Exercise ▸ Output all records below verbatim.

Records for this exercise ▸
····················

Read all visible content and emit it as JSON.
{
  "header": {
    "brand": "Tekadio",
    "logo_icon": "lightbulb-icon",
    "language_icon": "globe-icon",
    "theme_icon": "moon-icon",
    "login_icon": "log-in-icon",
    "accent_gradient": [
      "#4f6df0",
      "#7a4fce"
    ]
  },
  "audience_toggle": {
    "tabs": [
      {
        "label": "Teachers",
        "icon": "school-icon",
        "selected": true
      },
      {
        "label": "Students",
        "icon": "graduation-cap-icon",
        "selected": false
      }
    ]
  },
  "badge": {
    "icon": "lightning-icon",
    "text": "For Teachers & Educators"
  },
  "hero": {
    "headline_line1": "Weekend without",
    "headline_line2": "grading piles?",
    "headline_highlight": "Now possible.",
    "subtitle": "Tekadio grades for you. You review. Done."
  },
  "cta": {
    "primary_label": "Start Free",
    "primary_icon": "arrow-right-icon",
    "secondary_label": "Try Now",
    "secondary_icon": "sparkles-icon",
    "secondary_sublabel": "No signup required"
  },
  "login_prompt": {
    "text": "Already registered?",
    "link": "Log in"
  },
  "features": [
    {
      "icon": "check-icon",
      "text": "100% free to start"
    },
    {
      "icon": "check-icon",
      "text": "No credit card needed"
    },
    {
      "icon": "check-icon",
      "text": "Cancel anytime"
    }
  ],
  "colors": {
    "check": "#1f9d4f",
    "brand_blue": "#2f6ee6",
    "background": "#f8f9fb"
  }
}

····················

Solved exercise ▸
Read all visible content and emit it as JSON.
{
  "header": {
    "brand": "Tekadio",
    "logo_icon": "lightbulb-icon",
    "language_icon": "globe-icon",
    "theme_icon": "moon-icon",
    "login_icon": "log-in-icon",
    "accent_gradient": [
      "#4f6df0",
      "#7a4fce"
    ]
  },
  "audience_toggle": {
    "tabs": [
      {
        "label": "Teachers",
        "icon": "school-icon",
        "selected": true
      },
      {
        "label": "Students",
        "icon": "graduation-cap-icon",
        "selected": false
      }
    ]
  },
  "badge": {
    "icon": "lightning-icon",
    "text": "For Teachers & Educators"
  },
  "hero": {
    "headline_line1": "Weekend without",
    "headline_line2": "grading piles?",
    "headline_highlight": "Now possible.",
    "subtitle": "Tekadio grades for you. You review. Done."
  },
  "cta": {
    "primary_label": "Start Free",
    "primary_icon": "arrow-right-icon",
    "secondary_label": "Try Now",
    "secondary_icon": "sparkles-icon",
    "secondary_sublabel": "No signup required"
  },
  "login_prompt": {
    "text": "Already registered?",
    "link": "Log in"
  },
  "features": [
    {
      "icon": "check-icon",
      "text": "100% free to start"
    },
    {
      "icon": "check-icon",
      "text": "No credit card needed"
    },
    {
      "icon": "check-icon",
      "text": "Cancel anytime"
    }
  ],
  "colors": {
    "check": "#1f9d4f",
    "brand_blue": "#2f6ee6",
    "background": "#f8f9fb"
  }
}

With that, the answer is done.